* _TASK DIRECTIONS_
Identify all lines below that hold "date" and collect them.

* _RECORDS SUPPLIED_
_ _ _ _ _ _ _

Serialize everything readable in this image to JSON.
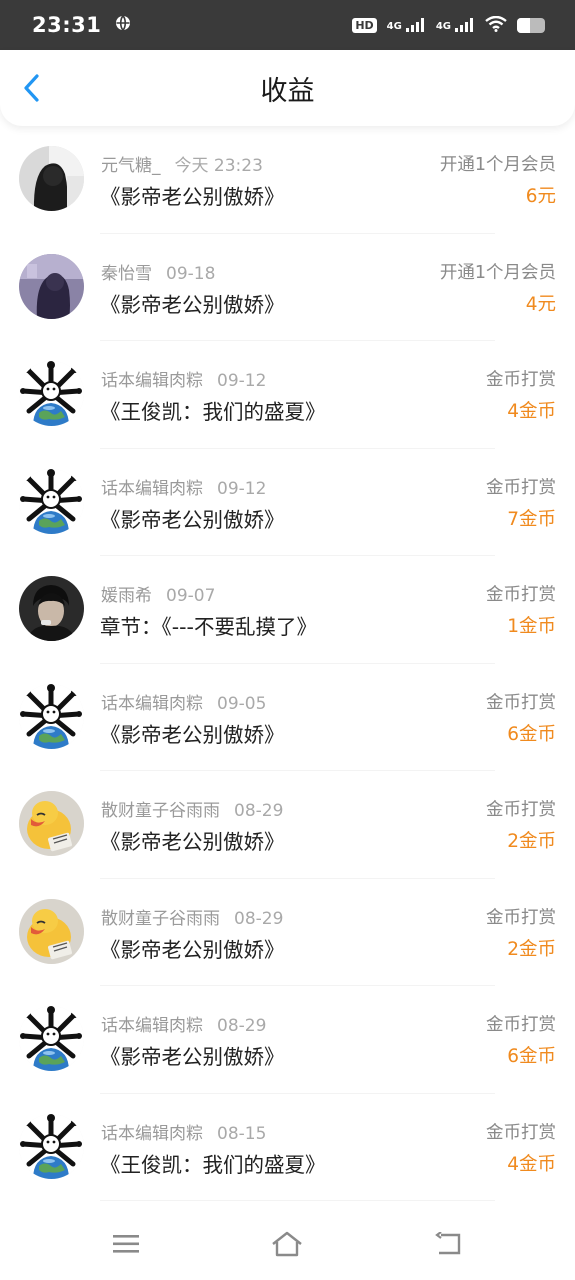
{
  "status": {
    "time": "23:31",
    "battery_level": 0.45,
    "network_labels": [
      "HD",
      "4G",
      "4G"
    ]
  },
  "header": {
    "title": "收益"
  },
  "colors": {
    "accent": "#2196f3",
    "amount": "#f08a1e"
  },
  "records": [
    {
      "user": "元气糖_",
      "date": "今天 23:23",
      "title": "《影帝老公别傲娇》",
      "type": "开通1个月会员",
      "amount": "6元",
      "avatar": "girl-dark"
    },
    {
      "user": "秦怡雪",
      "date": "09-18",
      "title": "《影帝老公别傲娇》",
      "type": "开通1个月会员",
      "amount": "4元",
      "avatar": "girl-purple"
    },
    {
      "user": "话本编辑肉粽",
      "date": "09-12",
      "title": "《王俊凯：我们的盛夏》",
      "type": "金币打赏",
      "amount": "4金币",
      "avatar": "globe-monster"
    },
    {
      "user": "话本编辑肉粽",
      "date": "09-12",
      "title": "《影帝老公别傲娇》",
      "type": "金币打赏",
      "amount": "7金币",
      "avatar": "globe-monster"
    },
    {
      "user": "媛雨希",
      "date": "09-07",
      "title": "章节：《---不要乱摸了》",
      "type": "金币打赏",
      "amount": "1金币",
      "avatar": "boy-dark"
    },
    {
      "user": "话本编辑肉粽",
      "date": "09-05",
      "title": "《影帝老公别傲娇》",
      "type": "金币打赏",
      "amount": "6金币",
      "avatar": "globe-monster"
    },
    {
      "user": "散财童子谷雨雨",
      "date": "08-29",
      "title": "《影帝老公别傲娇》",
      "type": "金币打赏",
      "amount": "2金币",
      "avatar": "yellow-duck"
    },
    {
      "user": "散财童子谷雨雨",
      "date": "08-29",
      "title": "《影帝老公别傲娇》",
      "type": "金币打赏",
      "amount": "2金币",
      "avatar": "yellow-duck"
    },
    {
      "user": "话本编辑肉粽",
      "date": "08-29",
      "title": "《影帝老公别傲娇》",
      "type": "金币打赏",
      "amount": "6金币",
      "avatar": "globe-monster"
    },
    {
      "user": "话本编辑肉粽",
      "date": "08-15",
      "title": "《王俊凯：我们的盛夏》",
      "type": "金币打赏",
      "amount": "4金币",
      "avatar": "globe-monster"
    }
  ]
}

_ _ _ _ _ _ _

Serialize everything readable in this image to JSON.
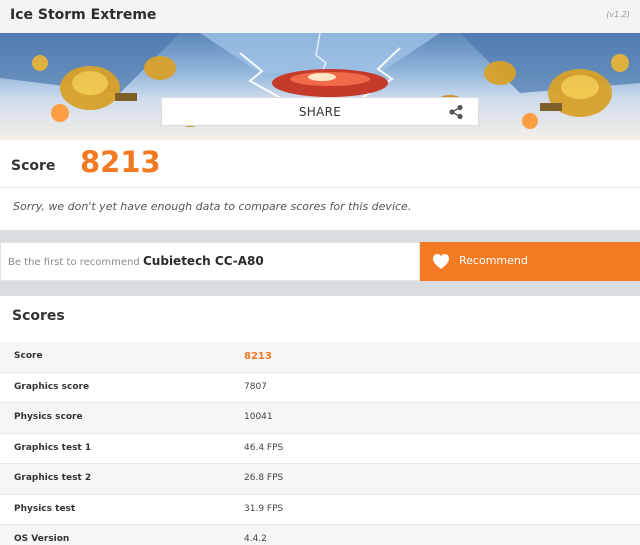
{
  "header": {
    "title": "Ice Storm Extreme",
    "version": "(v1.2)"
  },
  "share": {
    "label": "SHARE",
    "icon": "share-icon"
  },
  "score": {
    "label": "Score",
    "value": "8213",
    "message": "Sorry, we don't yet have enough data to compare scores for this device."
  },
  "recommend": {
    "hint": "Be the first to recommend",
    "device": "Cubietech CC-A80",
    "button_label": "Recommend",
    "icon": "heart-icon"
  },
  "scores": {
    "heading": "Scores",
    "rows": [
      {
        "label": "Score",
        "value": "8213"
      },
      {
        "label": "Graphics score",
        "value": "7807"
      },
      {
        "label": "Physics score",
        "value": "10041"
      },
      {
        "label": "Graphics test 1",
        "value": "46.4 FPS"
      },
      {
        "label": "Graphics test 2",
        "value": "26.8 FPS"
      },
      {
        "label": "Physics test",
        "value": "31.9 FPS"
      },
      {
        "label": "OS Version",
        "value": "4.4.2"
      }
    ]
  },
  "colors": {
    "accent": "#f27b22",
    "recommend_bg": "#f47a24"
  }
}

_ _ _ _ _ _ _

* _RESPONSE AREA_
      "date": "今天 23:23",
      "date": "09-18",
      "date": "09-12",
      "date": "09-12",
      "date": "09-07",
      "date": "09-05",
      "date": "08-29",
      "date": "08-29",
      "date": "08-29",
      "date": "08-15",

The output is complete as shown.